“A man’s wisdom gives him patience, it is to his glory to overlook an offense.” Proverbs 19:11
While the TSA may admonish air travelers, “If you see something, say something,” perhaps God’s advice would more often be, “If you see something, pray something.”
The most Christ-like, holy action we take today might be to close our mouths: to choose prayer over retaliation, intercession over criticism.
Perhaps the best way to hone this spiritual life skill is to practice the habit of “prayer walking” — allowing what you see to prompt you to pray. Resist the urge to condemn as you walk, drive, and shop … and instead transform the criticism into prayer and bounce it up to God.
It is easy to walk with a critical spirit. But it requires the power of the Holy Spirit to overlook an offense and choose the way of prayer.
As is often the case, our obedience rolls blessing back upon us. When God releases me from my addiction to self-righteousness and my preoccupation with my rights or my offense, I am ready for transformation. This is when the Holy Spirit permits me to see people and situations as God sees them.
Consider these scenarios where condemnation (or inward or outward eye-rolling) might be our first response, and how we might instead offer up intentional intercession:
Reckless driver (who might not remain wreck-less for long!)
As a mom with children in the car, a driver endangering the lives of my darlings prompted righteous indignation from this mama bear.
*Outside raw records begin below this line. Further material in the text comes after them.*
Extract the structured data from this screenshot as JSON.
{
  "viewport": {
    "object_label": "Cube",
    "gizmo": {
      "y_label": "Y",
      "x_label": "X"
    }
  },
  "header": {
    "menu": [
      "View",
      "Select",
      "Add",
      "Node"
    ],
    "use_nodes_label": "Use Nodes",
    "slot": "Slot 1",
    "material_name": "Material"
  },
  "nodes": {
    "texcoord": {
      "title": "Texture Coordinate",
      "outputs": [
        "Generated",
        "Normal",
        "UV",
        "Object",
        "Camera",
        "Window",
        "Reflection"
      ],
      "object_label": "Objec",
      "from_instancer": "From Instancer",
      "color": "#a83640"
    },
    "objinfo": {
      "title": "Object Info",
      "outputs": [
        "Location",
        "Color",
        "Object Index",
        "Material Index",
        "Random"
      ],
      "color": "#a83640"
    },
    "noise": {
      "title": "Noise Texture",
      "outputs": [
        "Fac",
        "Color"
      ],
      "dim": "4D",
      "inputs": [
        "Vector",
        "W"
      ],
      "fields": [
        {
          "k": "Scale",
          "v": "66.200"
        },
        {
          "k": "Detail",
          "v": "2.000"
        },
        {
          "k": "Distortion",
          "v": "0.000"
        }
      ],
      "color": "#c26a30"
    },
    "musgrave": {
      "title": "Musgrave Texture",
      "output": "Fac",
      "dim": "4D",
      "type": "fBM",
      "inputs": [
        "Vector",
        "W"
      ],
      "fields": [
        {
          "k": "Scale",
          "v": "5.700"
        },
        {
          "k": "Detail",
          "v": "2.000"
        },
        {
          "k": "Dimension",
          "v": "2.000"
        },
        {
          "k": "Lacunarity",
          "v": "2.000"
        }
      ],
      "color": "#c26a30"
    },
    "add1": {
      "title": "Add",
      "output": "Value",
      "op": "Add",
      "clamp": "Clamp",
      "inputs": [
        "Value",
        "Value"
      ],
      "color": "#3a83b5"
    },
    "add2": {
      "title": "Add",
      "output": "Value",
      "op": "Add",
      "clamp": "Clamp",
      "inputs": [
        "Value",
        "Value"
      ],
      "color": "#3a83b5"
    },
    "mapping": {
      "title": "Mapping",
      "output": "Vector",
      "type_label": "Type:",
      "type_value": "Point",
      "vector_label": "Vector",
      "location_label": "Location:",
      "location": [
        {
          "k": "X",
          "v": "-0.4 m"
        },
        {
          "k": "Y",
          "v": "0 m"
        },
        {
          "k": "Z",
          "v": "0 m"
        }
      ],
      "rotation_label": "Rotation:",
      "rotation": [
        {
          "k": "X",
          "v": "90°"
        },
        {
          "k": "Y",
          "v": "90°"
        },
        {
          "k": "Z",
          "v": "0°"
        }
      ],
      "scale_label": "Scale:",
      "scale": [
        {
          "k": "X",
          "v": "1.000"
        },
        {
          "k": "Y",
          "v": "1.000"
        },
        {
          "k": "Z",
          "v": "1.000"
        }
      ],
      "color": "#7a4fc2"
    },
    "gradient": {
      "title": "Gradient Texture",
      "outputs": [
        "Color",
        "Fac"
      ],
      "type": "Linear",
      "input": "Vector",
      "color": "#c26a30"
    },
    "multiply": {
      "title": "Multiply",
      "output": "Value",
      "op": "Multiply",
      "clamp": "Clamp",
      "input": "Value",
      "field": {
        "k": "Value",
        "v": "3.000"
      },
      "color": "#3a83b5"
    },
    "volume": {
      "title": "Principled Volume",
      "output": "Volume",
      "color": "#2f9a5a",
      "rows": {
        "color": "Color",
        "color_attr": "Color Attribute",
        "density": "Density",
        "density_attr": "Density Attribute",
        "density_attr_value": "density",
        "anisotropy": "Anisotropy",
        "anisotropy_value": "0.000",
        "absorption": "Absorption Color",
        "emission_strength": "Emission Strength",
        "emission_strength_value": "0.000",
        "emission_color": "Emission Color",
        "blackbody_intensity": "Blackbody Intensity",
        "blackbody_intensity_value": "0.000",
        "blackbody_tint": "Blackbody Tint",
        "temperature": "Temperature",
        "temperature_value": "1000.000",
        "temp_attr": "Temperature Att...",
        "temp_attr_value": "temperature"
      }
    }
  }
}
Rather than yelling “Fool!” from the inside of my car or even using my horn to communicate my offense, what if instead my children heard me pray aloud:
Lord, I pray the young man driving that car would see his life as a gift from You. He is created in your image. Please prompt Him to treasure and value his life as You do, and to steward his life and his days well that he might live to bring You glory.
I can remember sitting in church a number of years ago, behind a teenage girl dressed in a way I considered inappropriate. With my young boys sitting next to me, I was distracted by her attire and couldn’t help wondering if my sons were, too. I found myself thinking, “Was she trying to draw attention to herself?” And my criticism was not limited to her, as my next thought came, “Why did her mother allow her to leave home dressed that way?”Bouncing my focus might lead me to intercede:
Lord, I pray blessing over this young woman. May her identity be found in You alone. I pray she would see that outward appearances matter little (and let me acknowledge that, also, Father). And Lord, I pray that my daughters — and my sons, as well — would dress and behave in ways that honor You always and in all ways.
You have probably been behind her (or maybe another like her) in the checkout line. She’s the one yelling at her kids, “If you don’t…I’m gonna…!” But they know she’s not gonna. I know she’s not gonna. The cashier, everyone in our lane, and the people in the three lanes on either side of ours all know she’s not gonna. Instead of silently sighing, mentally rolling my eyes, and tapping my foot faster, I am convicted to pray:
Lord, bless this frazzled young mom. Give her peace in the midst of a very challenging season in life. Bring alongside a mentor mom to encourage and equip her for this difficult task of child raising. I pray she would look to You for everything she needs.
While Matthew 18 does call us to “go and show” when we are sinned against by another, my guess is that we are more often offended (or simply irritated) than actually sinned against. Before jumping quickly to “go and show” (Matthew 18:15-17), perhaps we should try to “let it go” (Proverbs 19:11) first.
How is God calling you to close your mouth — and perhaps drop to your knees — today